Bossi’s take: I remember thinking to myself Wisconsin had taken the wrong guy off the Illinois Wolves summer team when Kaminski committed because Nnanna Egwu looked like a much better prospect. Through his first two years in Madison, Kaminsky produced like the non-ranked three-star that he was coming out of high school. Something happened prior to his junior year though as he developed into a sharp-shooting big man and eventually the National Player of the Year in 2015 before getting picked in the top 10 of the NBA Draft.
Bossi’s take: This one has stuck with me for a while as Booker has developed into one of the most dangerous shooting guards in the game. Would I have liked his overall ranking to have been higher? Yes, of course. But, what I’ve struggled with ever since he graduated high school was that I downgraded him from five to four-stars in the final ranking because I worried he wouldn’t be able to handle the physicality of college hoops as a freshman because he was a year young for his class. I was right to consider his youth, but how I factored it in couldn’t have been more wrong.
Bossi’s take: An explosive shooting guard, Mitchell’s final ranking of No. 31 overall in his class really isn’t that terrible. So why do I consider it such a miss? I consider it a miss because I only had him as the third-highest ranked guard on his own high school team behind Jalen Adams and Justin Simon. No disrespect to those guys, they are going to play for a while. But, ouch, ranking both of them ahead of Mitchell -- who Brewster coach Jason Smith told everybody would be a star -- is a pretty big L.
Bossi’s take: Funny story here. I still have an email that Kuzma sent to us at Rivals.com in August of 2011 asking us to simply set up a profile for him. Long story short, we hadn’t yet seen him so it took a bit of time to get him all set up. He also bounced around high schools some. But, in the summer of 2013 he really caught my eye playing alongside Josh Jackson for Michigan-based Dorian’s Pride. He was likely going to land inside the next Rivals150. Instead, he elected to skip prep school and enroll at Utah where he redshirted in 2013-14. He blossomed his final two years at Utah and is now one of the top young wings in the NBA.
Bossi’s take: Woof. I’ll include these guys together because we managed to leave not one, but two, players from the same class who became first-round draft picks out of the national rankings.
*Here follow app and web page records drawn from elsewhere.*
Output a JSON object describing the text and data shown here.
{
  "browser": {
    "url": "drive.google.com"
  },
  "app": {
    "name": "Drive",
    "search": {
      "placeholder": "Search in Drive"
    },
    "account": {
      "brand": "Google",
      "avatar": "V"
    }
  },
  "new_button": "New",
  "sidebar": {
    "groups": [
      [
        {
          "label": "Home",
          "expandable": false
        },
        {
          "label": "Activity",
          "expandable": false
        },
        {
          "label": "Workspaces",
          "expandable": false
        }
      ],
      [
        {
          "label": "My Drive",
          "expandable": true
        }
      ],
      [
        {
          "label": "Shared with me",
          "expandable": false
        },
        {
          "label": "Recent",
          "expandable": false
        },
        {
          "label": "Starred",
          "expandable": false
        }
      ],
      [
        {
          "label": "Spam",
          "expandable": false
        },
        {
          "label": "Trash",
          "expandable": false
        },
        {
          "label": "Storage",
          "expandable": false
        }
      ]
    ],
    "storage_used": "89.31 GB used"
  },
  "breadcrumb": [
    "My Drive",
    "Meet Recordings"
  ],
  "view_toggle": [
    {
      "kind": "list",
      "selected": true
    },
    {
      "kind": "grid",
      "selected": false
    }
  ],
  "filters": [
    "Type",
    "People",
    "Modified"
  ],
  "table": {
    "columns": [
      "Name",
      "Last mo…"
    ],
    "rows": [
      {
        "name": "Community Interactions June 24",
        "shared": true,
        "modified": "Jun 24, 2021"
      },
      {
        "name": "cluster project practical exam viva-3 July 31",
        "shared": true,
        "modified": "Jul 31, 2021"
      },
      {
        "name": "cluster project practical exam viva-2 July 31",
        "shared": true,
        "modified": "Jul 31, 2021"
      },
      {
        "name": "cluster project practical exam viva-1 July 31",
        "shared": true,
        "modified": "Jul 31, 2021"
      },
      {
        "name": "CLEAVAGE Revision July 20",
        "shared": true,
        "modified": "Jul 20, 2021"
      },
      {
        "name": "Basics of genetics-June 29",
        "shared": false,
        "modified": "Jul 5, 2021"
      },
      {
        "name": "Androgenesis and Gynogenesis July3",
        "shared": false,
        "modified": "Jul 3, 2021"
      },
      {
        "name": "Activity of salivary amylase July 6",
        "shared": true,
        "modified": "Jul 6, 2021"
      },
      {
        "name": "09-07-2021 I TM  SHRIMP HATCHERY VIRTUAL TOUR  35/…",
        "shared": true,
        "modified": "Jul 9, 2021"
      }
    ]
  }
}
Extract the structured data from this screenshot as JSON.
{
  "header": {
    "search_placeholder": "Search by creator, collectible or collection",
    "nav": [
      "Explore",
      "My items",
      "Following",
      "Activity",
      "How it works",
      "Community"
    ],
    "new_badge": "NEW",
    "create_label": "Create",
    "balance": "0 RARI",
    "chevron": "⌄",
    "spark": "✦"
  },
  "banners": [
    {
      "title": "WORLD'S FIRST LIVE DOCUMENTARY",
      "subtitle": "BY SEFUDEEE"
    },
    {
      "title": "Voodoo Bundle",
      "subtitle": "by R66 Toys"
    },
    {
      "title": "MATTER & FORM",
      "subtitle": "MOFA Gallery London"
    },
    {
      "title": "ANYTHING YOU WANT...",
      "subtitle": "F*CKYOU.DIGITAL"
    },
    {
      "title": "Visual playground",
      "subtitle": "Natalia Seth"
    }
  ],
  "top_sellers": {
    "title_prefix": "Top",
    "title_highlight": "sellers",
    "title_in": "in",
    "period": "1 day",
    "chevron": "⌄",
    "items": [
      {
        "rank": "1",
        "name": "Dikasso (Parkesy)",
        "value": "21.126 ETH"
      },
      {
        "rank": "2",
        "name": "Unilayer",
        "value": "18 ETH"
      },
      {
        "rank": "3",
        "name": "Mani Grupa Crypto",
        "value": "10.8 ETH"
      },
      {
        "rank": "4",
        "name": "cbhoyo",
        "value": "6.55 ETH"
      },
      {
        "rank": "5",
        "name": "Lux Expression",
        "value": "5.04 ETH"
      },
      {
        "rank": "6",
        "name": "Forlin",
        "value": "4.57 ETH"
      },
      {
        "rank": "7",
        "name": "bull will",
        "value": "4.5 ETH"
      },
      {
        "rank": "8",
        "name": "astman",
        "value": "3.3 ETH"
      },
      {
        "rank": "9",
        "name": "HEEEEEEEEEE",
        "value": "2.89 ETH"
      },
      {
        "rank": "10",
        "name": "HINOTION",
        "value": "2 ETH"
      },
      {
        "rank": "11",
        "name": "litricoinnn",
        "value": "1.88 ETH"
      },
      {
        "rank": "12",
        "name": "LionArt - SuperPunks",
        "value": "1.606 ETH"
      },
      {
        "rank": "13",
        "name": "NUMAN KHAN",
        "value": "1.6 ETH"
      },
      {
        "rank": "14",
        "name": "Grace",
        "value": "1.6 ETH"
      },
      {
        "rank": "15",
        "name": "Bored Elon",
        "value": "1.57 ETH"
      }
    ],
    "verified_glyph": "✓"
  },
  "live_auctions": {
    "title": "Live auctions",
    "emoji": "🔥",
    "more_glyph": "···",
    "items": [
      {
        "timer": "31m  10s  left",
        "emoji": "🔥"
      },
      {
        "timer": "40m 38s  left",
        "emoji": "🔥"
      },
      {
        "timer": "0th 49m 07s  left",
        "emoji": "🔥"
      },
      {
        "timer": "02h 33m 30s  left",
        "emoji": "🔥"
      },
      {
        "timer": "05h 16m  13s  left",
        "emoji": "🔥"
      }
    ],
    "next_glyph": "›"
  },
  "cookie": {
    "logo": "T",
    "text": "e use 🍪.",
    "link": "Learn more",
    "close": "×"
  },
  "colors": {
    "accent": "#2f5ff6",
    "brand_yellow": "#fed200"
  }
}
When I saw Smith in high school he was a hard playing and really athletic guy playing mostly on the interior at 6-foot-4. I don’t think there was any way to see he was going to be a one-and-done. Culver, on the other hand, was in the Rivals150 for a while and was a guy that we really liked. However, we let a few off performances discourage us. Took him out of the rankings and ended up with egg on our face when he ended up a top-10 draft pick after just two years of college.
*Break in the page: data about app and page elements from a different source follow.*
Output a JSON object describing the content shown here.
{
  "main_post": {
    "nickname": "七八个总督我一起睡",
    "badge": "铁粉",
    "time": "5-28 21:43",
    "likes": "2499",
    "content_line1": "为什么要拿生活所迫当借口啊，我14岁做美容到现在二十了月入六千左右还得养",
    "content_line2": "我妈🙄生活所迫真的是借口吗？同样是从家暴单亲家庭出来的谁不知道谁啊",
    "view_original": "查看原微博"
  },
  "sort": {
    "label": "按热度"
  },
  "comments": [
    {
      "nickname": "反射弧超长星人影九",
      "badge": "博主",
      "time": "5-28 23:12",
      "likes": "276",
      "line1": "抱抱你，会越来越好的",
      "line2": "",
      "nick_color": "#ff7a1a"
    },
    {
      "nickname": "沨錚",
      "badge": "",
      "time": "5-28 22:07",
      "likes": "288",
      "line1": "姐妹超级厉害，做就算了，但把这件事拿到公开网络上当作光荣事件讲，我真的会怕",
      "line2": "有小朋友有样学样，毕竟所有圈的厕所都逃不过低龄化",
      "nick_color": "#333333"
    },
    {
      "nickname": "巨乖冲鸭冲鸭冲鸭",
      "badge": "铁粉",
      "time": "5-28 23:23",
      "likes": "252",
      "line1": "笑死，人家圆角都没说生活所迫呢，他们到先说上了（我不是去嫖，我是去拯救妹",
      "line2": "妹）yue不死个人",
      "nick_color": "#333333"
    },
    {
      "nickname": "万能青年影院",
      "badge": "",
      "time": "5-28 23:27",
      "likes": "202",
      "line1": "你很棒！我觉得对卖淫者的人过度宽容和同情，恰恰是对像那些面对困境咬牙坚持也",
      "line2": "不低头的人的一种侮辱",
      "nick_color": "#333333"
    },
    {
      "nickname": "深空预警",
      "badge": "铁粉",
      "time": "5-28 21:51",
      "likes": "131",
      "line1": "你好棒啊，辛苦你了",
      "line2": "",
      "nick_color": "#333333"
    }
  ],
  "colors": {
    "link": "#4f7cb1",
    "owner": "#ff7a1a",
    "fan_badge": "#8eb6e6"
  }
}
Bossi’s take: On one hand, Anunoby didn’t play a ton before his senior year due to injury. On the other hand, I saw plenty of him as a high schooler and even saw him near the very end of his senior year when he came to play in Kansas City where I live. He had a rough game against a Kansas City (Mo.) Rockhurst team with no real talent to speak of. I loved his size, I loved his athleticism and I had heard about all the big games he had been having. However, each time I saw him he had poor outings and I just couldn’t justify ranking him because I never saw him play well in person. It happens.
Bossi’s take: We got roasted for our low ranking of Burke when we did it and in retrospect it was well deserved. Heck, I even thought that we had done him a favor by even keeping him in the Rivals150. I just wasn’t at all sold on him being a Big Ten guard. Turns out I was way off on that one because just two years later he was the Big Ten and National Player of the Year before getting taken No. 9 overall in the 2013 NBA Draft.